House Republican Leader Dick Hinch, R-Merrimack, saw it differently calling it “job-killing legislation.”
Hinch said the state has a record number of Granite Staters working, wages are rising with low unemployment.
“Rather than embracing the successful policies of Republican leadership, Democrats seem content to repeatedly try to undermine New Hampshire’s economic progress by mandating a 100 percent wage hike for some,” said Hinch.
“New Hampshire employers know best when it comes to compensation of their employees and we should continue allowing them to make those decisions. This bill would harm those entering the workforce looking for entry-level jobs and our family-owned small businesses more than anyone. House Republicans will continue to stand strong against this job-killing legislation.”

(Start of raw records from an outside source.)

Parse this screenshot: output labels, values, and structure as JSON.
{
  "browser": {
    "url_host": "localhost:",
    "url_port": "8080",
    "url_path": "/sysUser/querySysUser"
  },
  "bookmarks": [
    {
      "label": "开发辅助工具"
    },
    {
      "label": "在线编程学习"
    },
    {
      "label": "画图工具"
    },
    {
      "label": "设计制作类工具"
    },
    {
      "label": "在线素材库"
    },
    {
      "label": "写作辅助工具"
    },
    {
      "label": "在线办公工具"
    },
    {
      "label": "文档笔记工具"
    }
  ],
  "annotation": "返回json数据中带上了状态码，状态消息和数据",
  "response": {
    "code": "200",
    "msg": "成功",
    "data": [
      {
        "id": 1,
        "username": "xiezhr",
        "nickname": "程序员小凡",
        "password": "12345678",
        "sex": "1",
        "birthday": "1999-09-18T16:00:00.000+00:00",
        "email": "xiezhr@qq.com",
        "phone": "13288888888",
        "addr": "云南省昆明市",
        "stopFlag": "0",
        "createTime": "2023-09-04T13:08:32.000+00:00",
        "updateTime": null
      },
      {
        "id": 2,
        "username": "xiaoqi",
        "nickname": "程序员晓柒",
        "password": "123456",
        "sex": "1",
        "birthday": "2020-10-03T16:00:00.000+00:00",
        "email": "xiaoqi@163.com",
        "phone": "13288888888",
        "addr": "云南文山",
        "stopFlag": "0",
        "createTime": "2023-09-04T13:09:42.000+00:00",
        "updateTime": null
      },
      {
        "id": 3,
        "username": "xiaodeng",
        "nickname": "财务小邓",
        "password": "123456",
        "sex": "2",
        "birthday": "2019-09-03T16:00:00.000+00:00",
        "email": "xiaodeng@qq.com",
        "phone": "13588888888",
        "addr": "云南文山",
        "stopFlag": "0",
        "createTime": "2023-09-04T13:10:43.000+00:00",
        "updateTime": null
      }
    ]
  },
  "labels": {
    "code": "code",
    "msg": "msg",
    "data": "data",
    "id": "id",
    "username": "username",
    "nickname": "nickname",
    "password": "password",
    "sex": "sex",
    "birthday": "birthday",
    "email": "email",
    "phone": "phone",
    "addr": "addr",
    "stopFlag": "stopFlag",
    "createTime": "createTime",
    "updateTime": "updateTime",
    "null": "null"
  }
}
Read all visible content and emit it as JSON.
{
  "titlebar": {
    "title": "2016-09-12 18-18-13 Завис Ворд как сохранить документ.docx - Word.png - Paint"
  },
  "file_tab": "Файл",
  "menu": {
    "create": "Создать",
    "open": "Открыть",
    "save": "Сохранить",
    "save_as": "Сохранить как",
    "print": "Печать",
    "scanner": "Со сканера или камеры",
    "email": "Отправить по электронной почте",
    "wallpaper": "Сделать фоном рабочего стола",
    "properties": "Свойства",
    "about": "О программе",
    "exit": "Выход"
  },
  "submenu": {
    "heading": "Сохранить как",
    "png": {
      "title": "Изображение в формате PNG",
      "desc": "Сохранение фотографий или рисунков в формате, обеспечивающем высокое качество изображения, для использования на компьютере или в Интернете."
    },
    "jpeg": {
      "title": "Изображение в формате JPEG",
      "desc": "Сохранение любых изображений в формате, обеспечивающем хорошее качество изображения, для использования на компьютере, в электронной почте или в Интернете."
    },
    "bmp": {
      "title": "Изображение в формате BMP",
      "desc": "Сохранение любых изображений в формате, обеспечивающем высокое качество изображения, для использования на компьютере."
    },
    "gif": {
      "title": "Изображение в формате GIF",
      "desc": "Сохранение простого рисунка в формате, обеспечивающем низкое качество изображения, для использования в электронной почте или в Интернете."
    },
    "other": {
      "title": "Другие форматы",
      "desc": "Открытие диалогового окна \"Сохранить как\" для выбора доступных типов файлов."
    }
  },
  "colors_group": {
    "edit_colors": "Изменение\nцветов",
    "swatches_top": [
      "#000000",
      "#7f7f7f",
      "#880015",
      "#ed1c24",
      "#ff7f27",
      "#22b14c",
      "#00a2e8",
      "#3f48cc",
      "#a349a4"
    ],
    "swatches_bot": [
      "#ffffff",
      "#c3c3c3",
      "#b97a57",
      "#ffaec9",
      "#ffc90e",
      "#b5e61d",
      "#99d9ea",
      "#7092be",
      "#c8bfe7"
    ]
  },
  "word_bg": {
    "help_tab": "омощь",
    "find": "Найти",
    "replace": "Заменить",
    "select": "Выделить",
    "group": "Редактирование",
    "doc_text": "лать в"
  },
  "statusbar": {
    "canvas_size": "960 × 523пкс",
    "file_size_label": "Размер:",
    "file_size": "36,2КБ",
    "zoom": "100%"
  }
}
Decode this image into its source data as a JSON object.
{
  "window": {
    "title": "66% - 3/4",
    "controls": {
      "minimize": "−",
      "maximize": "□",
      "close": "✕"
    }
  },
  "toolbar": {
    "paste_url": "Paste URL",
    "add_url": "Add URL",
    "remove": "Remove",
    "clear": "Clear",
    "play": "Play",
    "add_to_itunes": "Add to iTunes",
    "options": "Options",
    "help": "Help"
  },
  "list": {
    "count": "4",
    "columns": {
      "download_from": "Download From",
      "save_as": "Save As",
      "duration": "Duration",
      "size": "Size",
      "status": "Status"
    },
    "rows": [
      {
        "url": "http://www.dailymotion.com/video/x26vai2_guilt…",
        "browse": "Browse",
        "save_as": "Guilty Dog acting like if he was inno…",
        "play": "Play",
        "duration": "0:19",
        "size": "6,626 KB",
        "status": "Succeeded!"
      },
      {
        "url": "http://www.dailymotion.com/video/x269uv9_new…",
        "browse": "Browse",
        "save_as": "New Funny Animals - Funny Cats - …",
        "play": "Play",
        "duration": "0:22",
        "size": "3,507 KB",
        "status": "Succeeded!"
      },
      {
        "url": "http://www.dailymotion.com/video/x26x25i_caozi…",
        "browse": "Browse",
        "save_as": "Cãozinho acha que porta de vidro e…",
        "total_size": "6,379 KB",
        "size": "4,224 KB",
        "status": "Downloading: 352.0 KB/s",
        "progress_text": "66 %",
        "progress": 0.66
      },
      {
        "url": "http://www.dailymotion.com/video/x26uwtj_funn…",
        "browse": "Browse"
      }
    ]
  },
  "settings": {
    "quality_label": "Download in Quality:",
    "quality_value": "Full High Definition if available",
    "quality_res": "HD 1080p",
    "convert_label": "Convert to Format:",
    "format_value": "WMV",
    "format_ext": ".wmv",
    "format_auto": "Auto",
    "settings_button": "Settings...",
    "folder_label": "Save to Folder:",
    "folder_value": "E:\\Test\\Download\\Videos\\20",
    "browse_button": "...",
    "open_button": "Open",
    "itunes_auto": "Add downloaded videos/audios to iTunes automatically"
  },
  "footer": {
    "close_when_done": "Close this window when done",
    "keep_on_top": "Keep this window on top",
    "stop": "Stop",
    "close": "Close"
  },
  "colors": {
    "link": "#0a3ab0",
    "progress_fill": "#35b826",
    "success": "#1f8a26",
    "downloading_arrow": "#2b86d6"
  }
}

The House also voted to pass multiple bills to address the climate crisis in New Hampshire, including SB 122 to invest RGGI funds in energy efficiency and SB 124 to update renewable portfolio standards.
Rep. Bob Backus, D-Manchester, chair of the House Science, Technology and Energy Committee, called it “meaningful change.”
“We are strongly encouraged by efforts to bring the climate issue before town meeting voters this spring through petitioned warrant articles. As the public becomes more engaged in the climate crisis and more informed on the issue of carbon pricing, we are confident that approach will be recognized as the most effective way to reduce carbon pollution,” Backus said.
Democrats passed two bills to crack down on the use of plastics, one relative to point of sale bags, HB 559, by a vote of 206 to 158.
The other one, House Bill 102, passed by a vote of 215 to 151. It would allow municipalities to set their own rules on the use of plastics.
Rep. Hinch, R-Merrimack, criticized the vote on HB 559.
“I’m beginning to think that Democrats are trying to turn New Hampshire into the most highly taxed state in New England. A bag tax? That’s what this is. We are now turning to taxing consumers $.10 to $.50 per single-use plastic or paper bag,” Hinch said.
House Bill 683-FN relative to the rights of property owners abutting certain highways and railtrails was laid on the table by a vote of 210 to 150.
Speaking in favor of the bill, Rep. Suzanne Smith, D-Hebron, chairman of the Committee on Resources, Recreation and Development, said a lot of what was being circulated about the legislation was the bill before the committee worked hard on amending it over the summer.
Rep. Wendy Thomas for the majority of Resources, Recreation and Development, wrote that as amended, the bill would establish procedural requirements prior to authorizing certain roads or parts of roads for off-highway recreational vehicle (OHRV) use.
“OHRV traffic has grown over the years and along with that growth has come significant discrepancies between the OHRV users’ right to participate in a sport and the rights of abutting property owners to live peacefully in their homes,” she wrote. “This bill, as amended, gives abutters a stronger voice in decisions pertaining to opening or closing roads to OHRV use in their municipalities.”
Rep. Michael Gunski for the minority said this bill is premature referring to July 12, 2019, when Gov. Sununu signed a bill to study the economic and other impacts of OHRV use in New Hampshire.